Where Can I Find a German Grammar Checker?
There are a few different places you can look for a German grammar check. The first place to check is online. There are a number of websites that offer free grammar checks, and many of them will be able to handle German. Another option is to download a grammar checking program.
These programs usually have to be purchased, but they can be very helpful for checking grammar in any language.
Finally, you can always ask a native speaker to help you with your grammar. This is usually the best option, but it may not be possible if you don’t know anyone who speaks German. Whichever option you choose, there are plenty of resources available to help you get a German grammar check.
How Can I Learn German Grammar Fast?
Learning grammar can seem like a daunting task, especially for a complex language like German.
However, there are a few strategies that can help you to quickly master the basics of German grammar.
One effective method is to create cheat sheets with key grammatical rules. These can be used for quick reference when you are studying or practicing your German. Another helpful approach is to find online resources that provide step-by-step explanations of grammatical concepts.
These can be a valuable tool for visual learners.
Finally, practice makes perfect, so make sure to get plenty of speaking and writing experience to really cement your understanding of German grammar. With a little effort, you’ll be surprised at how quickly you can learn the basics!
Is German Grammar Difficult?
The many German grammar rules we’ve looked at today are certainly not the only ones you need to worry about when learning German, but they will help you get started.
As with any language, practice makes perfect, so be sure to use these tips and tricks as often as possible in your everyday speech and writing.
And if you still have questions after reading this post or want more detailed explanations of some of the concepts covered here, don’t hesitate to reach out for help. We’re always happy to chat grammar! Do you have a question about one of the rules we looked at today? Let us know in the comments below.
There are many more German grammar tips and tricks like this that will help you save time and get you to grammar perfection much faster. It’s always best to review and expand on these tips with an experienced teacher who knows the language and can guide you to your goals!

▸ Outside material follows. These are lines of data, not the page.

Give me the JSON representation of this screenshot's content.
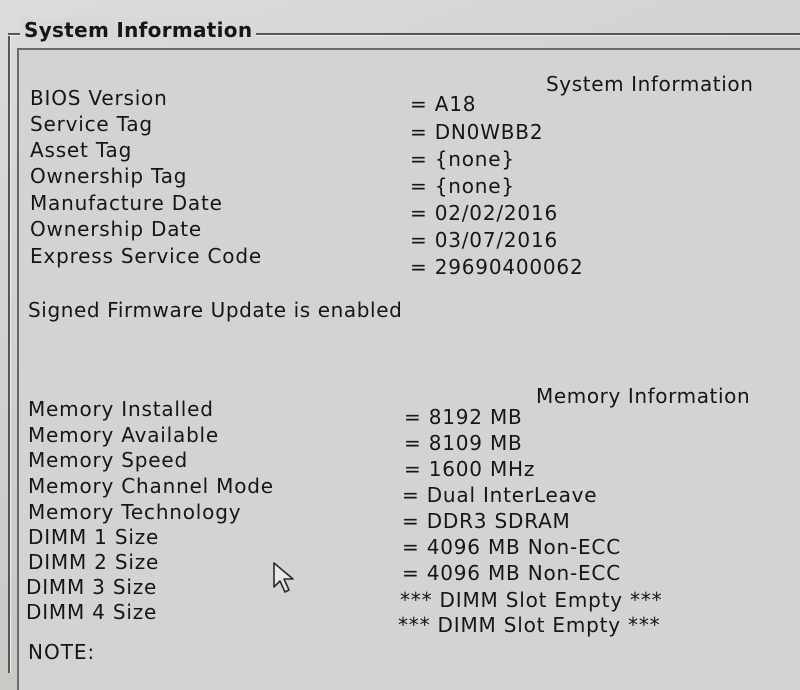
{
  "window": {
    "group_title": "System Information"
  },
  "system": {
    "heading": "System Information",
    "rows": [
      {
        "label": "BIOS Version",
        "value": "= A18"
      },
      {
        "label": "Service Tag",
        "value": "= DN0WBB2"
      },
      {
        "label": "Asset Tag",
        "value": "= {none}"
      },
      {
        "label": "Ownership Tag",
        "value": "= {none}"
      },
      {
        "label": "Manufacture Date",
        "value": "= 02/02/2016"
      },
      {
        "label": "Ownership Date",
        "value": "= 03/07/2016"
      },
      {
        "label": "Express Service Code",
        "value": "= 29690400062"
      }
    ],
    "firmware_note": "Signed Firmware Update is enabled"
  },
  "memory": {
    "heading": "Memory Information",
    "rows": [
      {
        "label": "Memory Installed",
        "value": "= 8192 MB"
      },
      {
        "label": "Memory Available",
        "value": "= 8109 MB"
      },
      {
        "label": "Memory Speed",
        "value": "= 1600 MHz"
      },
      {
        "label": "Memory Channel Mode",
        "value": "= Dual InterLeave"
      },
      {
        "label": "Memory Technology",
        "value": "= DDR3 SDRAM"
      },
      {
        "label": "DIMM 1 Size",
        "value": "= 4096 MB Non-ECC"
      },
      {
        "label": "DIMM 2 Size",
        "value": "= 4096 MB Non-ECC"
      },
      {
        "label": "DIMM 3 Size",
        "value": "*** DIMM Slot Empty ***"
      },
      {
        "label": "DIMM 4 Size",
        "value": "*** DIMM Slot Empty ***"
      }
    ]
  },
  "footer": {
    "partial_text": "NOTE:"
  },
  "icons": {
    "cursor": "mouse-pointer-icon"
  }
}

Jonathan B. is a German language teacher in State College, PA. Learn more about Jonathan here!